From Sunstroke – Nothing’s Wrong In Paradise
Released on Copperhead Records, 1985, Belgium
I first heard music by Sunstroke via Nosedrip, who posted the title-track of Sunstroke‘s only album on his YouTube channel. The tune instantly bewitched me. By chance, I stumbled across the record a few days later in a record fair and did not even bother to listen to the other songs on the album. I was probably expecting the title-track to be the only really interesting song on this LP and that the rest would sound more like « classic » new-wave, as it’s often the case with this kind of record.
When I gave it a proper listen, I realized how wrong I was. The whole record is made of five superbly produced and highly emotional instrumental pieces. Nothing’s Wrong In Paradise is mainly the work of Ben Bollaert, and it’s probably the only album he released.

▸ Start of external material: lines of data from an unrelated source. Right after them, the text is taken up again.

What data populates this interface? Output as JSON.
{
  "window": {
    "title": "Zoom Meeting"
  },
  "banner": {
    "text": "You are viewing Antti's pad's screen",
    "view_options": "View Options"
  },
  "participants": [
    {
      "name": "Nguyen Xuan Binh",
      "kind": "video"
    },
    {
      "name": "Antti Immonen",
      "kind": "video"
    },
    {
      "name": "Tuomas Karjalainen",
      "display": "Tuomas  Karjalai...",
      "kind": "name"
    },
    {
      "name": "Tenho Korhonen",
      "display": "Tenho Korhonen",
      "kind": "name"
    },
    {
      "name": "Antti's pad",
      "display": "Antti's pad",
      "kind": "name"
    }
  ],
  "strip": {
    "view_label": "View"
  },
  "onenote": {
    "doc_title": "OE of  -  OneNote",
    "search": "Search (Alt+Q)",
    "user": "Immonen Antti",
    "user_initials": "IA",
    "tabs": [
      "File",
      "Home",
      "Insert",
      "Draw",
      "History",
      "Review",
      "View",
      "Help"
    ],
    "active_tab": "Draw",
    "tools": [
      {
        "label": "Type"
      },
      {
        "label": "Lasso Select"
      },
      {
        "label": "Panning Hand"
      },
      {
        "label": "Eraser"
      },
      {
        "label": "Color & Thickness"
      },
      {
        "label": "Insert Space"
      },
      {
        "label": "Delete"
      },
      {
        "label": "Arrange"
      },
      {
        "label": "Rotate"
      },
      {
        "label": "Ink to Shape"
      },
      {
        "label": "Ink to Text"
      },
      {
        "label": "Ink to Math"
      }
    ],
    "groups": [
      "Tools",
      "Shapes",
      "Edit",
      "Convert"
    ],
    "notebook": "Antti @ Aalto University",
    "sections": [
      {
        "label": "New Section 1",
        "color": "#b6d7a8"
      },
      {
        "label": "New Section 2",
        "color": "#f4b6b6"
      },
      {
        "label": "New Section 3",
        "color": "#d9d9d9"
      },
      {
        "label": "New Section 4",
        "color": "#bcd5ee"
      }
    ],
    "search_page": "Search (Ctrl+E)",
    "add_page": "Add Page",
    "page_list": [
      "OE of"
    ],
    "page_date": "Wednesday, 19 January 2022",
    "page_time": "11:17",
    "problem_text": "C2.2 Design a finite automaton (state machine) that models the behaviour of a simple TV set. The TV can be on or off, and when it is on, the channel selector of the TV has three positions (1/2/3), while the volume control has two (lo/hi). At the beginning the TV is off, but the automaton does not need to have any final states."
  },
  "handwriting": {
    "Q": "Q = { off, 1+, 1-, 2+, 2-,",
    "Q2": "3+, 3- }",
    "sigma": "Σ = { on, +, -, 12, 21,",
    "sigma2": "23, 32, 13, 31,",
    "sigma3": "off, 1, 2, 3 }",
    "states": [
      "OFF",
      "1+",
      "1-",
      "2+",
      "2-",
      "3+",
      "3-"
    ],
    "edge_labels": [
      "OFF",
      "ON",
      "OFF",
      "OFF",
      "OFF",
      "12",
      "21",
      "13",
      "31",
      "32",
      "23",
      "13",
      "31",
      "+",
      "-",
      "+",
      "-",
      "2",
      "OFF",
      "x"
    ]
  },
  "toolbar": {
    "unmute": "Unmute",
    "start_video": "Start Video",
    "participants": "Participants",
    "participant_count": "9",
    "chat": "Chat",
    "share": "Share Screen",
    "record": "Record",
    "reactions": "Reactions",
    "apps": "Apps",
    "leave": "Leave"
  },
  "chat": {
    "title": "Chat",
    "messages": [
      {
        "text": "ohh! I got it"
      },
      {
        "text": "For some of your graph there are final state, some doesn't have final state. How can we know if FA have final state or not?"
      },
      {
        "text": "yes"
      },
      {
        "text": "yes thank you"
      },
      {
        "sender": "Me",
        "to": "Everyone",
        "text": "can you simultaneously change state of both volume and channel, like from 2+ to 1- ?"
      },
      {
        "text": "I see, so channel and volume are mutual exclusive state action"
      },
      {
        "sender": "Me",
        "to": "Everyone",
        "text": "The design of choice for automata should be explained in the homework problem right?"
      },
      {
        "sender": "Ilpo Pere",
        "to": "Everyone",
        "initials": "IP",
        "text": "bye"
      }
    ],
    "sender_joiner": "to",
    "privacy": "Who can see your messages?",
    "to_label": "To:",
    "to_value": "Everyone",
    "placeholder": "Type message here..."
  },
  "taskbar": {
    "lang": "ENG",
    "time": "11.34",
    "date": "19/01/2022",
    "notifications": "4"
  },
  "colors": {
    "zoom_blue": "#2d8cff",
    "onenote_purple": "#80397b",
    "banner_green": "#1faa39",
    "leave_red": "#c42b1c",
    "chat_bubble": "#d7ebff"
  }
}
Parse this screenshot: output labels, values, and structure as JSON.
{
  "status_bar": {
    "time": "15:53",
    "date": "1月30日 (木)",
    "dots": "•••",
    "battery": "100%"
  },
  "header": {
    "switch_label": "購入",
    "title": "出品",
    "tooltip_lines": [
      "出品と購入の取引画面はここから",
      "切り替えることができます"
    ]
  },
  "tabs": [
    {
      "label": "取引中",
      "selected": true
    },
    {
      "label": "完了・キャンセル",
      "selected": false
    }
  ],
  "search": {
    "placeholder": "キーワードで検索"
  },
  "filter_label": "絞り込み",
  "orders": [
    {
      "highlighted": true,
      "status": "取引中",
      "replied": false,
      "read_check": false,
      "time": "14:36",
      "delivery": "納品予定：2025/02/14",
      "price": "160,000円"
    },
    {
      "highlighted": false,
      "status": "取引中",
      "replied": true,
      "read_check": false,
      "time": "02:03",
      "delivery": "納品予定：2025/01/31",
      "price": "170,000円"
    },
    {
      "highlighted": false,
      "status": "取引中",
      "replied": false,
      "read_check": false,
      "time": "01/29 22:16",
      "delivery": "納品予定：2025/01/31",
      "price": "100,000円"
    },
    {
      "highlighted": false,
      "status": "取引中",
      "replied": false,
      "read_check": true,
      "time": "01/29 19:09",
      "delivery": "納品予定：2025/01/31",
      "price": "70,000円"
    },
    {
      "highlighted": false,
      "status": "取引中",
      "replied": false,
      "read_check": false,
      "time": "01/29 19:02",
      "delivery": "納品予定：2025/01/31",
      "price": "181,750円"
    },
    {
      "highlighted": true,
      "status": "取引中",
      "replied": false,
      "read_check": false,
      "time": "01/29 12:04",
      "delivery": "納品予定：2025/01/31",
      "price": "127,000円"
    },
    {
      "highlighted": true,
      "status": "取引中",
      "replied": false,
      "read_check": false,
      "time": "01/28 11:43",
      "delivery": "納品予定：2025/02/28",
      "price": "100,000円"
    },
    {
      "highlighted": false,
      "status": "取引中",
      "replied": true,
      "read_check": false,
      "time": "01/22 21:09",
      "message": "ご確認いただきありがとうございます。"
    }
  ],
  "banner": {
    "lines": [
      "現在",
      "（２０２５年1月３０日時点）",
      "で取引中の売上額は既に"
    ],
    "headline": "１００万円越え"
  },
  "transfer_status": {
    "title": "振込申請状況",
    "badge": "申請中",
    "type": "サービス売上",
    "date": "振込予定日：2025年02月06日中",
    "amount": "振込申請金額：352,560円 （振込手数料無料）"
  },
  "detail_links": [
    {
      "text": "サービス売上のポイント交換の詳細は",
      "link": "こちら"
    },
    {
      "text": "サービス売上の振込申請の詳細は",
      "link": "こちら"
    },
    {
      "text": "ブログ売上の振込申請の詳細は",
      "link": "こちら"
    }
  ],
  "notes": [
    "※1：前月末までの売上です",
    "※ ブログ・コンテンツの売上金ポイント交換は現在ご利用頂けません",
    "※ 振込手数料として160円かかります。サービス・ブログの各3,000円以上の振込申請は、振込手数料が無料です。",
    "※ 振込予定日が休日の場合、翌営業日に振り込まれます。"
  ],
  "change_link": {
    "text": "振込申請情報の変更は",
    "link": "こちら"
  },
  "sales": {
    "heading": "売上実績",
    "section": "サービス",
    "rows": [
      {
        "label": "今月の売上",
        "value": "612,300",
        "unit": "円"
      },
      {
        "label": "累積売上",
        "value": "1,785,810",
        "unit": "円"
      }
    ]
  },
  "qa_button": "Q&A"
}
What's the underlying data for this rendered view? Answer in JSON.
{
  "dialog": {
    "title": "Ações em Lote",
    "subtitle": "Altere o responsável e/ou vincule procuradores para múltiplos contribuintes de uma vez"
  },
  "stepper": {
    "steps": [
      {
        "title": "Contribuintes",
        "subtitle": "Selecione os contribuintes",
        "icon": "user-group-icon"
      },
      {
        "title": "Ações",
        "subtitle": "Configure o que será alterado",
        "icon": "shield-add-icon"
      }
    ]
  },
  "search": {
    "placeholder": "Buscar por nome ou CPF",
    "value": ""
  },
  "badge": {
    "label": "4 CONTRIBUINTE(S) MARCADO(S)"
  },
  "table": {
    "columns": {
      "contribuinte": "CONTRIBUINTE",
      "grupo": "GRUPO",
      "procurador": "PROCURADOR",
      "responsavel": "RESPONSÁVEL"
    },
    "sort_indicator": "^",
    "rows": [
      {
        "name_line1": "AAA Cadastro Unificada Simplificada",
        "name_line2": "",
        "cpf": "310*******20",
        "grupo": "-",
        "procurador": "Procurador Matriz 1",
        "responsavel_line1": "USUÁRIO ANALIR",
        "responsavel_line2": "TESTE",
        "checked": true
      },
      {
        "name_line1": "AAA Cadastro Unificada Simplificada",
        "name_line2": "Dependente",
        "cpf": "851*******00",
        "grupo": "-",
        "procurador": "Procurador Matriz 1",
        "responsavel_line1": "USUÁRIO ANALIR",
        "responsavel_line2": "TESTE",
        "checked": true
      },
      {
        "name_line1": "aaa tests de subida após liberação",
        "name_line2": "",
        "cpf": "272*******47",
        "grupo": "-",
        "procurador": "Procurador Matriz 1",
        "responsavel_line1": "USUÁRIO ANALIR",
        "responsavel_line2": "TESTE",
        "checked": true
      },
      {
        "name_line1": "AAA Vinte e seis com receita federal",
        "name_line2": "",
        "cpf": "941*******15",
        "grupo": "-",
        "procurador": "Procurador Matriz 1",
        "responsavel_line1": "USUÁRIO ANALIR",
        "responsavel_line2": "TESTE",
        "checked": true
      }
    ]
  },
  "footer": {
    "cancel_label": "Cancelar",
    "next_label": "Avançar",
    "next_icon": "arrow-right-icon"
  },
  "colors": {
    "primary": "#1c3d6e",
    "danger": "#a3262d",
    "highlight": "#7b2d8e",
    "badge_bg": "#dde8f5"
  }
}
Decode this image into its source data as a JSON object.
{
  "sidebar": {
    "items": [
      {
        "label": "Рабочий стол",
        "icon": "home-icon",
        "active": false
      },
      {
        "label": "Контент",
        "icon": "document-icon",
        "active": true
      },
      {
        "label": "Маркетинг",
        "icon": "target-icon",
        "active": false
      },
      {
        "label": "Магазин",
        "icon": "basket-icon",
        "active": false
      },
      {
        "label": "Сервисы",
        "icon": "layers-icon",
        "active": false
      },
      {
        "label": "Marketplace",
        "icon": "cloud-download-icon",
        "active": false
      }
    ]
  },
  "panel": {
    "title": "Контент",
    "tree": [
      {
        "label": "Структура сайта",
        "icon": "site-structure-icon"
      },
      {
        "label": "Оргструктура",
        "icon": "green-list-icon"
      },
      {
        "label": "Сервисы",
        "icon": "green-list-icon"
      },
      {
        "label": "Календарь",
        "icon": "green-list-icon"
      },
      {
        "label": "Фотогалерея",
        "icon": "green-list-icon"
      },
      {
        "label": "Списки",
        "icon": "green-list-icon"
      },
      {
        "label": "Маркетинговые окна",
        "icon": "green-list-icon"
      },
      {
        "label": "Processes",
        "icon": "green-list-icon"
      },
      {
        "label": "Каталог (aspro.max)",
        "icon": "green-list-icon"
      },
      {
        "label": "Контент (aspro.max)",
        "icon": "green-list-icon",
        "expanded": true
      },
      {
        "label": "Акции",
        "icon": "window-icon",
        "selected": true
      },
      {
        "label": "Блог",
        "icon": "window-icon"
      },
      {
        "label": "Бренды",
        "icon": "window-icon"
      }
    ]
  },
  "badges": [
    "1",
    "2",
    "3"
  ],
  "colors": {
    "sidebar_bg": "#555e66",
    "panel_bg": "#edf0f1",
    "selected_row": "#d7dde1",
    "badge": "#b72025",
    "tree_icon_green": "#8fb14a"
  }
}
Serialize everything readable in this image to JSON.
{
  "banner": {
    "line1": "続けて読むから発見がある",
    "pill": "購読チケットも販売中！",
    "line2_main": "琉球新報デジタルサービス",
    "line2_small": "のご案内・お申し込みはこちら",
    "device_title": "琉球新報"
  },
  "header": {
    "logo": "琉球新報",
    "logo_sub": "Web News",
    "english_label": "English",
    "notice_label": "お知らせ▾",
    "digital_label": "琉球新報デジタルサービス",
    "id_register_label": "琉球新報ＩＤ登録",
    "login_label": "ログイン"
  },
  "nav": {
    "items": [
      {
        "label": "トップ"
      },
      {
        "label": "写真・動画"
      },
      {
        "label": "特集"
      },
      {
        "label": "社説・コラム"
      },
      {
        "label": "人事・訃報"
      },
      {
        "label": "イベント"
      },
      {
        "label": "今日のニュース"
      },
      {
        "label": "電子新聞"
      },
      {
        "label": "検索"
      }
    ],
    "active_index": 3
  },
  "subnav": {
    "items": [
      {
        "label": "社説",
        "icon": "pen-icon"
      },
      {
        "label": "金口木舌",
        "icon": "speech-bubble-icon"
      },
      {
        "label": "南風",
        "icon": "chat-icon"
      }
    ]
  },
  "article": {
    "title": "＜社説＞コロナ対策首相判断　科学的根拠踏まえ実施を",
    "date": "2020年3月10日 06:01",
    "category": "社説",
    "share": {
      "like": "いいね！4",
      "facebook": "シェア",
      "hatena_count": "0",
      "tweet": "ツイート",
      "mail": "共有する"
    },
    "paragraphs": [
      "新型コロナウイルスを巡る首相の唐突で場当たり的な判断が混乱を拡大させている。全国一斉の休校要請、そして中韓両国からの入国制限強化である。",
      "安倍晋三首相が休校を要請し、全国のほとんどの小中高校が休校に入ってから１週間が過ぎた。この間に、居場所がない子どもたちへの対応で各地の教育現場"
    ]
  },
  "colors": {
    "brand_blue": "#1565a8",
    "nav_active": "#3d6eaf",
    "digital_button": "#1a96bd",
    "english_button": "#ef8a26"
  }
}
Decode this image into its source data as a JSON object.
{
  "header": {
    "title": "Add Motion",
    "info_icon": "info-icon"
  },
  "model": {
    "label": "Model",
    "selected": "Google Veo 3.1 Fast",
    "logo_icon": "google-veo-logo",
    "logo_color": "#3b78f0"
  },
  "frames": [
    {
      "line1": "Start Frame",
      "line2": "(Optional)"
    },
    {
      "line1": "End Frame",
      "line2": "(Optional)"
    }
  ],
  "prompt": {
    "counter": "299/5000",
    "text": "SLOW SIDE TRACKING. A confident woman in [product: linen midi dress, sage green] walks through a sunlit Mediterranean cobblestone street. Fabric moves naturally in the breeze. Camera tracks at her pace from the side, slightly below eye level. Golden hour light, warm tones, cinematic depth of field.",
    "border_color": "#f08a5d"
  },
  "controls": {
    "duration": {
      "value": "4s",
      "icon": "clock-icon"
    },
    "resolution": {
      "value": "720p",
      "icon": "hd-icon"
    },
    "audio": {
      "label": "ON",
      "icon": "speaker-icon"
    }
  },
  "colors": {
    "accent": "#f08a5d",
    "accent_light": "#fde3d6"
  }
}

Bollaert has been helped by a staple figure in the prog/fusion scene in Ghent, Etienne Delaruye, that some prog-heads may know from the band Kandahar, who composed some of the tunes on the LP. There is quite a wide range of instruments that are being played on this record, and it is quite hard to say who plays what.
Most notably, someone is playing the cello on a few songs, including this one, Boat People, and blending this instrument with electronic instruments is something we really get the bug for. Boat People sounds like a kind of march, with its martial drums, looking toward the East, as its name sadly suggest (Boat People is the name that was first given to migrants fleeing from Vietnam).
Both uplifting and sad, Boat People reflects the shades of this superb record, a moving soundtrack to a film that never was.